It doesn't get more Monday in New Orleans than red beans and rice.
Connelly Hayward is the 4th generation of his family to make red beans, as president of L.H. Hayward and Company, who make Camellia-brand red beans. Nina Camacho is National Events Director at Jazzmen Rice.
Kenyan Susan Oguya created an app to help farmers in her homeland.
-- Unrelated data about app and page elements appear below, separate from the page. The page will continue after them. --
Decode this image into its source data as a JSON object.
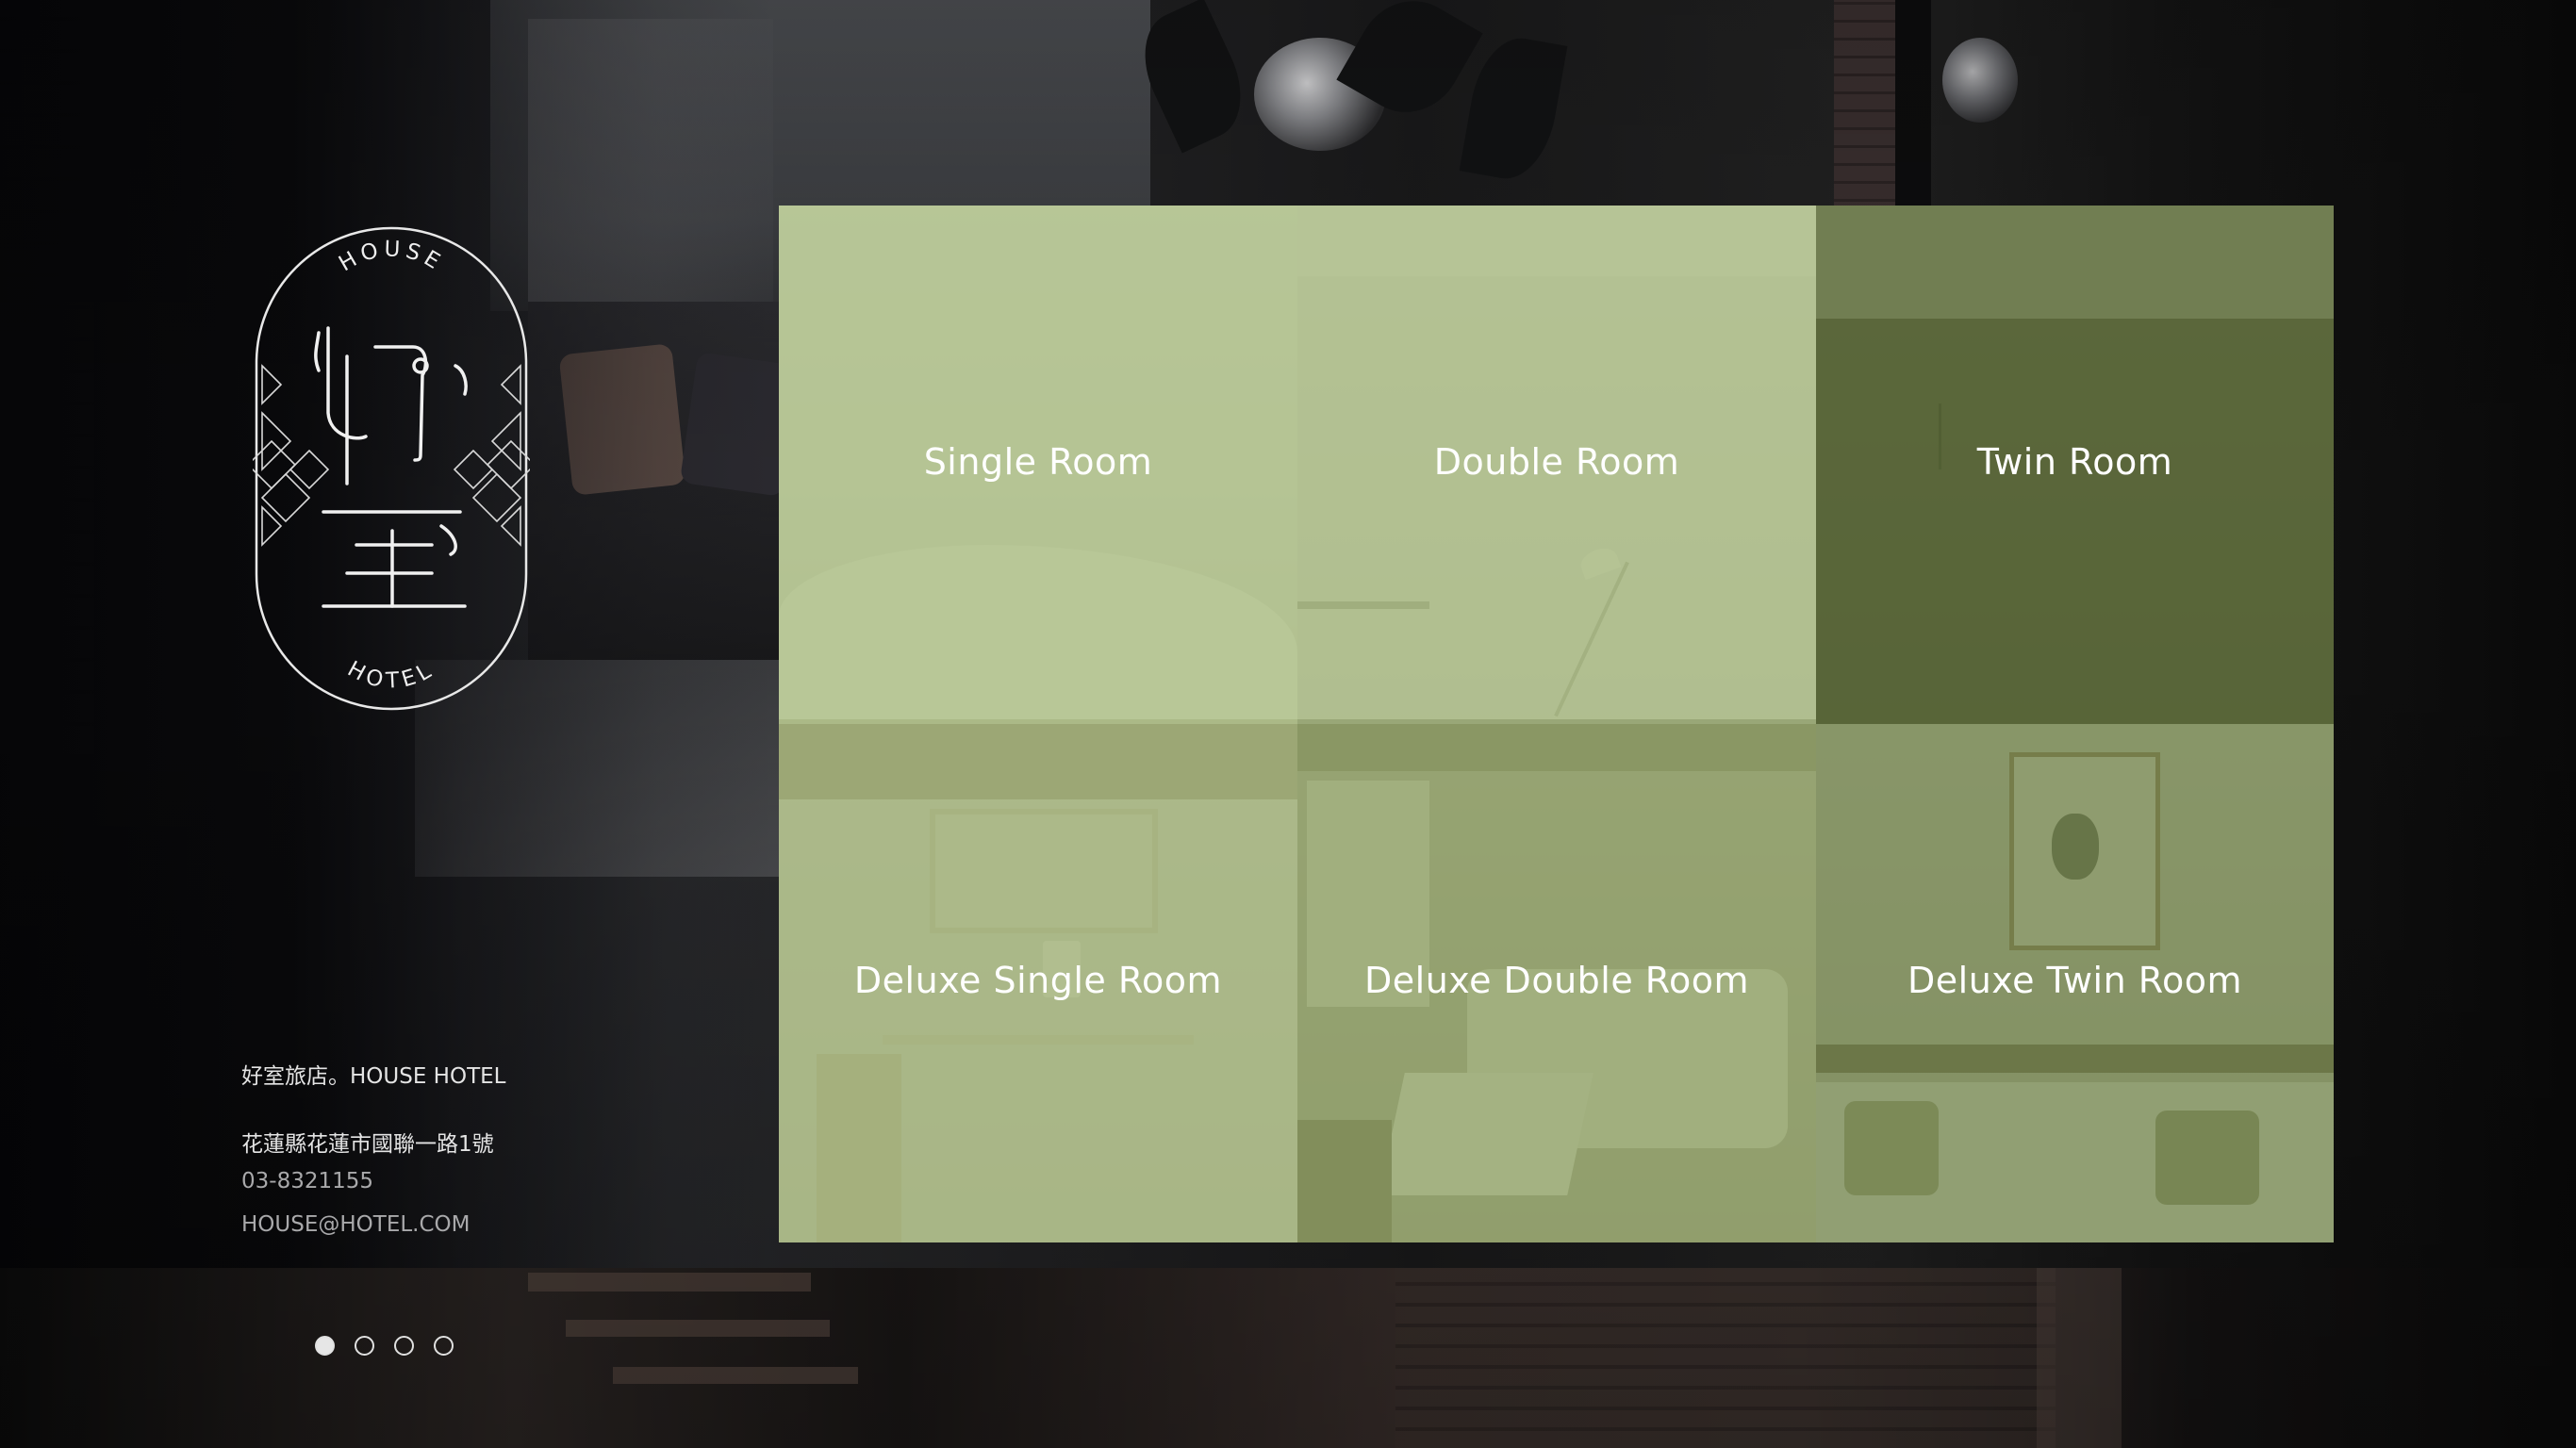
{
  "brand": {
    "logo_top_text": "HOUSE",
    "logo_bottom_text": "HOTEL"
  },
  "contact": {
    "name": "好室旅店。HOUSE HOTEL",
    "address": "花蓮縣花蓮市國聯一路1號",
    "phone": "03-8321155",
    "email": "HOUSE@HOTEL.COM"
  },
  "pagination": {
    "count": 4,
    "active_index": 0
  },
  "rooms": [
    {
      "label": "Single Room"
    },
    {
      "label": "Double Room"
    },
    {
      "label": "Twin Room"
    },
    {
      "label": "Deluxe Single Room"
    },
    {
      "label": "Deluxe Double Room"
    },
    {
      "label": "Deluxe Twin Room"
    }
  ],
  "colors": {
    "tile_tint_light": "#a8ba80",
    "tile_tint_dark": "#586832",
    "text_primary": "#ffffff",
    "text_muted": "#a9a9ab"
  }
}
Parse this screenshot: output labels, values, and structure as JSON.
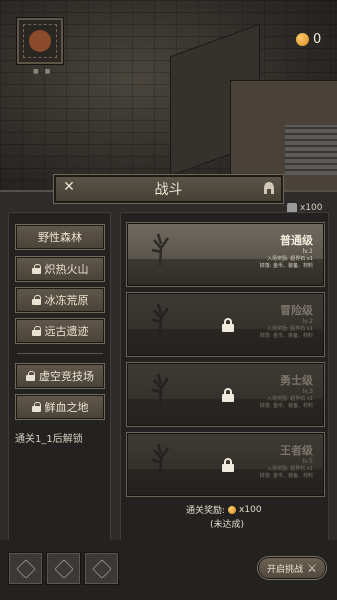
{
  "header": {
    "avatar_dots": "■ ■",
    "coins": "0"
  },
  "battle": {
    "title": "战斗",
    "close_icon": "close-icon",
    "tickets": "x100"
  },
  "regions": [
    {
      "label": "野性森林",
      "locked": false
    },
    {
      "label": "炽热火山",
      "locked": true
    },
    {
      "label": "冰冻荒原",
      "locked": true
    },
    {
      "label": "远古遗迹",
      "locked": true
    },
    {
      "label": "虚空竞技场",
      "locked": true
    },
    {
      "label": "鲜血之地",
      "locked": true
    }
  ],
  "unlock_hint": "通关1_1后解锁",
  "levels": [
    {
      "name": "普通级",
      "lv": "lv.1",
      "reward1": "入场奖励: 超界石 x1",
      "reward2": "掉落: 金币、装备、材料",
      "locked": false
    },
    {
      "name": "冒险级",
      "lv": "lv.2",
      "reward1": "入场奖励: 超界石 x1",
      "reward2": "掉落: 金币、装备、材料",
      "locked": true
    },
    {
      "name": "勇士级",
      "lv": "lv.3",
      "reward1": "入场奖励: 超界石 x1",
      "reward2": "掉落: 金币、装备、材料",
      "locked": true
    },
    {
      "name": "王者级",
      "lv": "lv.5",
      "reward1": "入场奖励: 超界石 x1",
      "reward2": "掉落: 金币、装备、材料",
      "locked": true
    }
  ],
  "clear_reward": {
    "label": "通关奖励:",
    "amount": "x100",
    "status": "(未达成)"
  },
  "start_button": "开启挑战"
}
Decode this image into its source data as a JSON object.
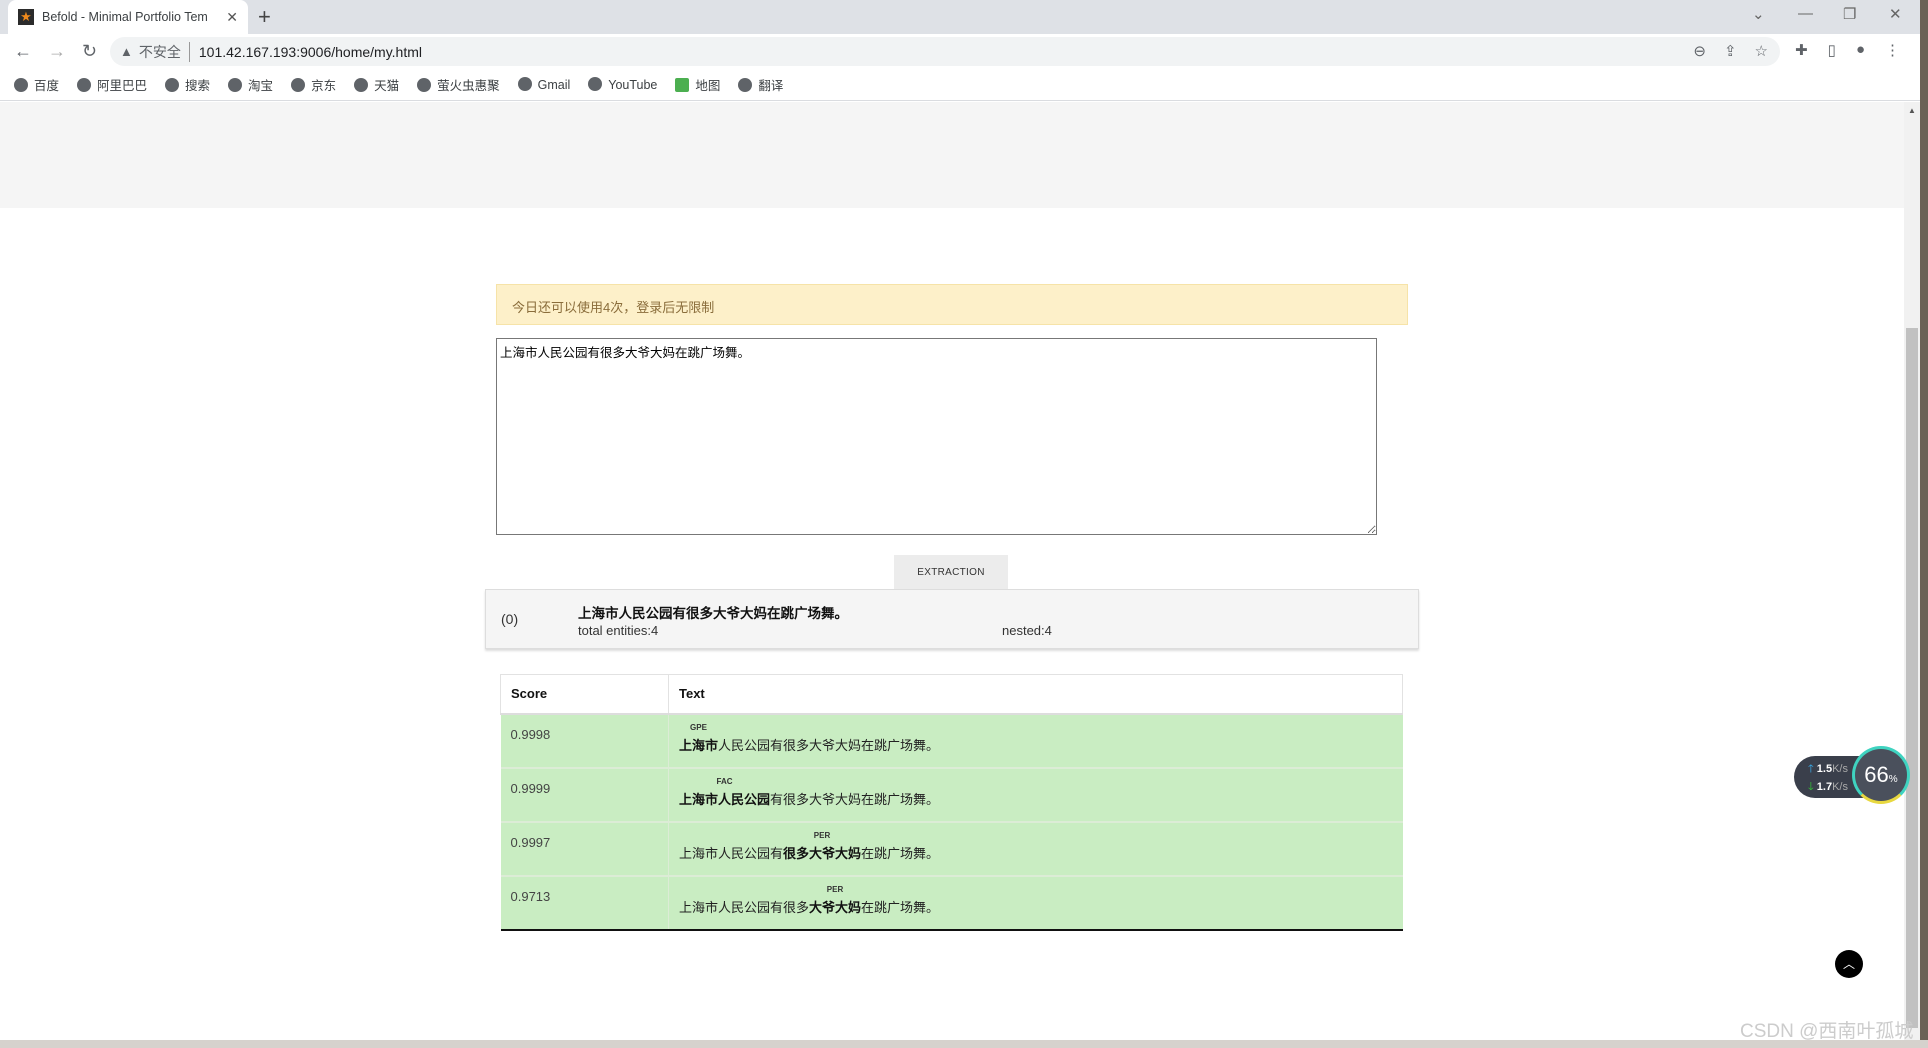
{
  "browser": {
    "tab_title": "Befold - Minimal Portfolio Tem",
    "security_label": "不安全",
    "url": "101.42.167.193:9006/home/my.html",
    "bookmarks": [
      "百度",
      "阿里巴巴",
      "搜索",
      "淘宝",
      "京东",
      "天猫",
      "萤火虫惠聚",
      "Gmail",
      "YouTube",
      "地图",
      "翻译"
    ]
  },
  "alert": "今日还可以使用4次，登录后无限制",
  "input_text": "上海市人民公园有很多大爷大妈在跳广场舞。",
  "extract_button": "EXTRACTION",
  "result": {
    "index": "(0)",
    "sentence": "上海市人民公园有很多大爷大妈在跳广场舞。",
    "total": "total entities:4",
    "nested": "nested:4"
  },
  "table": {
    "headers": [
      "Score",
      "Text"
    ],
    "rows": [
      {
        "score": "0.9998",
        "label": "GPE",
        "pre": "",
        "entity": "上海市",
        "post": "人民公园有很多大爷大妈在跳广场舞。"
      },
      {
        "score": "0.9999",
        "label": "FAC",
        "pre": "",
        "entity": "上海市人民公园",
        "post": "有很多大爷大妈在跳广场舞。"
      },
      {
        "score": "0.9997",
        "label": "PER",
        "pre": "上海市人民公园有",
        "entity": "很多大爷大妈",
        "post": "在跳广场舞。"
      },
      {
        "score": "0.9713",
        "label": "PER",
        "pre": "上海市人民公园有很多",
        "entity": "大爷大妈",
        "post": "在跳广场舞。"
      }
    ]
  },
  "widget": {
    "up": "1.5",
    "down": "1.7",
    "unit": "K/s",
    "percent": "66",
    "percent_sign": "%"
  },
  "watermark": "CSDN @西南叶孤城",
  "colors": {
    "row_bg": "#c9edc2",
    "alert_bg": "#fdf0c9"
  }
}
Shown here in the office of her company, M-Farm, she also belongs to the group Akirachix, which seeks to bring more Kenyan women into the tech world.
Credit Gregory Warner
High school girls in Nairobi at a computer workshop organized by Akirachix.
On today's show, we visit Fire Station Six in Contra Costa County, Calif.
Firefighters don't go to fires as much as much as they used to. That's because, thanks to modern building codes, fires are much less common than they used to be. Yet the fire dept is still set up the same way: big trucks, lots of fire stations, and lots of firefighters who retire with lifetime pensions.
Rather than close fire stations, the firefighters in Contra Costa County agreed to take a pay cut a few years back. But the county still couldn't afford the fire department.
Cyndy Aafedt (left) owns the El Rancho hotel in Williston, N.D. Jobs in town have been hard to fill. Her employee, Mary Joy Hardt (right), who is from the Philippines, is one of many people with J-1 visas helping to fill retail, hotel and restaurant job openings here.
Credit Meg Luther Lindholm for NPR
Kyle Pfifer works at a McDonald's in Williston, a job he got the same day he applied. He says he turned in his application, got lunch, "and I had a call before I was done eating, and I had a job."
The population boom in Williston, N.D., has been a blessing and a curse for many local businesses. Williston, the fastest growing small city in America, is enjoying an oil boom and has seen its population double in the past two years.
At the city's brand new McDonald's, manager Vern Brekhus struggles every day to maintain his staff of nearly 100 workers.
When you’re looking to start a business you can choose between gearing up for a mass market product or staying small and going for a selective niche clientele. Peter’s guests on this edition of Out to Lunch exemplify these two divergent approaches to the restaurant business.
Jammer Orintas co-owns Theo’s Neighborhood Pizza, and Paco Robert is co-founder of the off-the-grid secret restaurant operation Dinner Lab. The party going on in the background is the Christmas crowd at Commanders!
One of the boldest, most controversial revolutions to occur in the New Orleans media landscape in 2012 was TheTimes-Picayune’s discontinuation of daily publication. Was the move to a three-day-a-week paper and focus on NOLA.com the news organization business model of the future?
Peter talks with David Francis, Business Manager of NOLA Media Group, and Pulitzer Prize-winning veteran T-P journalist and Director of State Content James O’Byrne.
This week on Out to Lunch, we talk with Chris Cuadrado, who is upending the great NOLA tradition of waiting for snoball season — and then waiting on line in the burning heat for a snoball — with his revolutionary Sno-Balls To Go. And David Bergeron joins us as well — he moved into the historic McKenzie's Bakery, where he's making his own history with ice cream store Creole Creamery.